I am learning english, an I am wondering if I would be "correct" in using only the past tense and never using the present perfect tense. I might be over-simplifying the english grammar ...

So, are there some situations where it would be incorrect using the past tense instead of present pefect ?

(the following link gives some axample where past tense shall be used instead of present perfect, but no example where present perfect shall be used instead of past tense: Present perfect for past action with present effect)

Many thanks for your replies, Thierry

marked as duplicate by Helmar, user140086, Centaurus, user66974, tchrist Nov 13 '16 at 13:48

This question has been asked before and already has an answer. If those answers do not fully address your question, please ask a new question.

  • Yes, there are quite a few. – Centaurus Nov 13 '16 at 12:50
  • I don't see this question as a duplicate. In the link above, some examples are given using the present perfect: I've bought an iPhone (want to see it?) I've lost my keys (can you help me look for them?) I've made a cake (would you like a piece?. But would 'I bought an iPhone" or "I lost my keys" or "I made a cake" be wrong ? – Thierry-fr Nov 13 '16 at 17:47

If you use the simple past where native speakers would use a perfect, it will mark you out as a non-native speaker, but in most circumstances where people would still understand what you meant.

One case where the meaning does change a bit is with 'be': if you say "I have been here for a month", a native speaker will understand that you are talking about your present visit here, that it has lasted for a month and is still going on. If you say "I was here for a month", a native speaker will understand you to be talking about a visit that has finished


How long were you here? asking the length of a previous visit.

How long have you been here? asking the length of your current visit, up to now.

How long are you here?
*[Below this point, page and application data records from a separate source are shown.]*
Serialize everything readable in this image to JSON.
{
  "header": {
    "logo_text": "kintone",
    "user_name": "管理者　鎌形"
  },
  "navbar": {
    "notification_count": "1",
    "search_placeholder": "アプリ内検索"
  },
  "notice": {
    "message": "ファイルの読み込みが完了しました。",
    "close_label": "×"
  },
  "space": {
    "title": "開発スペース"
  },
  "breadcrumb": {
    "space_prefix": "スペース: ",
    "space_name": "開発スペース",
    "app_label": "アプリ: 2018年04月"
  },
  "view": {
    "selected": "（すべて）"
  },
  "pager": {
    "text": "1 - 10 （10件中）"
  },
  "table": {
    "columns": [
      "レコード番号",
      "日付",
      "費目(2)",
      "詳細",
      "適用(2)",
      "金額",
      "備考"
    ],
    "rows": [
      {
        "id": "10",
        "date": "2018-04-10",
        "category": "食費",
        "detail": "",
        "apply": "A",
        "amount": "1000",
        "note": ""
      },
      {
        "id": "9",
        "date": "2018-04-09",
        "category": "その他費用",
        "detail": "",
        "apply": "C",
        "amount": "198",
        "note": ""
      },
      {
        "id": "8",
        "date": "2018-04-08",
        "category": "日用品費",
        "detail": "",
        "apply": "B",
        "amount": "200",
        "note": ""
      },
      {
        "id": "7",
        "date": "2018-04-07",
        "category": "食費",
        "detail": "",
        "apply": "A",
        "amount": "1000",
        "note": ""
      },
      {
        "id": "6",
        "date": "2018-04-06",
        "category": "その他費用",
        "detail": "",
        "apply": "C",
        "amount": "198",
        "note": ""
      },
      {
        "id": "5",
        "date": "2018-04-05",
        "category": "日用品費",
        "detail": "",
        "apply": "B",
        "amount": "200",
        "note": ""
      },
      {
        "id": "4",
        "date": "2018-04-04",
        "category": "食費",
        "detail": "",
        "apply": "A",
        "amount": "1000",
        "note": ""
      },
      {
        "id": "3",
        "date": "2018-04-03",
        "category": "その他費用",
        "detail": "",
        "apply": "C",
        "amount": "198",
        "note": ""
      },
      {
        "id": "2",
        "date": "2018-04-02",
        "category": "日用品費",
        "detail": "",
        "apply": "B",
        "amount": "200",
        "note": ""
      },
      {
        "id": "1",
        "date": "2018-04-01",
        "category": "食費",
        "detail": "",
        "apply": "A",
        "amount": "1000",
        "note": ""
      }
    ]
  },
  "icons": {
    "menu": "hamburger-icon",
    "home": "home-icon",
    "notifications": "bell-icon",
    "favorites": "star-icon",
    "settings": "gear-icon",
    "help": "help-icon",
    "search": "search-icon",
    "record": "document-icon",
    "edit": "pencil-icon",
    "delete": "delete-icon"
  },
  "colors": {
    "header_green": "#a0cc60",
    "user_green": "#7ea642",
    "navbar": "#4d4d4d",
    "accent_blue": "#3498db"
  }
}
Not directly relevant to your question, but worth mentioning for contrast: this is not asking about the time from when you arrived to now, but asking about the time from now to when you leave, or possibly about the whole length of your visit from start to finish.

  • Hello Colin, Thanks for your reply, but could you please give me some examples where using the present perfect instead of past would be incorrect ? – Thierry-fr Nov 13 '16 at 14:09
  • I never said anything was incorrect. I don't use the terms "correct" and "incorrect". In a lot of cases, both are possible but have different meanings. But when you are talking about an event that has unequivocally finished, it would be odd to use the perfect:; so "I have seen him last year" would be very unusual. – Colin Fine Nov 15 '16 at 17:59

Not the answer you're looking for? Browse other questions tagged or ask your own question.